Respite care offers primary caregivers a temporary break from the demanding day to day of caring for a family member who is disabled, ill, or aging.

Medicaid

Medicaid is a federal and state jointly funded healthcare program that covers health services for certain people with low-incomes.

Home Health Care

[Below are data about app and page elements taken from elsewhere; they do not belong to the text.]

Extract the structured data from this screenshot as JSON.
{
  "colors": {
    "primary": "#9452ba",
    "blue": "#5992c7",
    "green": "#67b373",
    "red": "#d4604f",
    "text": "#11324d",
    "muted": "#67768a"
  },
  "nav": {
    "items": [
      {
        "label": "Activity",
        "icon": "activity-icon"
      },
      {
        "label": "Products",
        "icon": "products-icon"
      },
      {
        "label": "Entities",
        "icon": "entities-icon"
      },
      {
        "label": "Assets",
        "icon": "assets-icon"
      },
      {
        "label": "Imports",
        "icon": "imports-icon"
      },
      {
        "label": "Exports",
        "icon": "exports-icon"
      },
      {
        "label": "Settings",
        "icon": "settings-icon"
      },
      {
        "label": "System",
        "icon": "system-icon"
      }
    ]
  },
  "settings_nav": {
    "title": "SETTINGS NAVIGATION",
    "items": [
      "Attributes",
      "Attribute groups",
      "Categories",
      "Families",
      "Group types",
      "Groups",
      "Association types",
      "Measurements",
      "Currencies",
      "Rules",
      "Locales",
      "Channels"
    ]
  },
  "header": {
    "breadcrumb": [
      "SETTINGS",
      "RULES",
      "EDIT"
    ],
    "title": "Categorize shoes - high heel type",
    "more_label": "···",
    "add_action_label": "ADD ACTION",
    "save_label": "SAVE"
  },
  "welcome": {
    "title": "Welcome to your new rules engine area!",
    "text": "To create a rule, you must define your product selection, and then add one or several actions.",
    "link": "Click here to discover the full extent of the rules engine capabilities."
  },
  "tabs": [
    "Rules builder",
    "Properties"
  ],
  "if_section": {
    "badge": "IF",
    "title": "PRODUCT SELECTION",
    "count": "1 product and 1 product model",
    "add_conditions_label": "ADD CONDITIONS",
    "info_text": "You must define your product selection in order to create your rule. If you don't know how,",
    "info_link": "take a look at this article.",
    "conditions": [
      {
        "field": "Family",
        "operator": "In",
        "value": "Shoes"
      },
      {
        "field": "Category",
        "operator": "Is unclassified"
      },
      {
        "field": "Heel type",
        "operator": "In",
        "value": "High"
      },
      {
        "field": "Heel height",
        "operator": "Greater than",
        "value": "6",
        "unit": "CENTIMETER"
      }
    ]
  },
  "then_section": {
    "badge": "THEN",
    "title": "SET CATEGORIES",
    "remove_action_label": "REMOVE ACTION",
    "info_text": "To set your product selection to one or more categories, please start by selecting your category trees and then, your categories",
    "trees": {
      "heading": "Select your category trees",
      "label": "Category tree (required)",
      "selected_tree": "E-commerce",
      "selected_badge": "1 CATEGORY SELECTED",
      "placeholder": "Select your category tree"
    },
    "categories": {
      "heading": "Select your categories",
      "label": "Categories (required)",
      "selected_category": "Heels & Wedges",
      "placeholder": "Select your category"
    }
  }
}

Home health care allows people who require medical care or are recovering from a hospitalization to remain at home.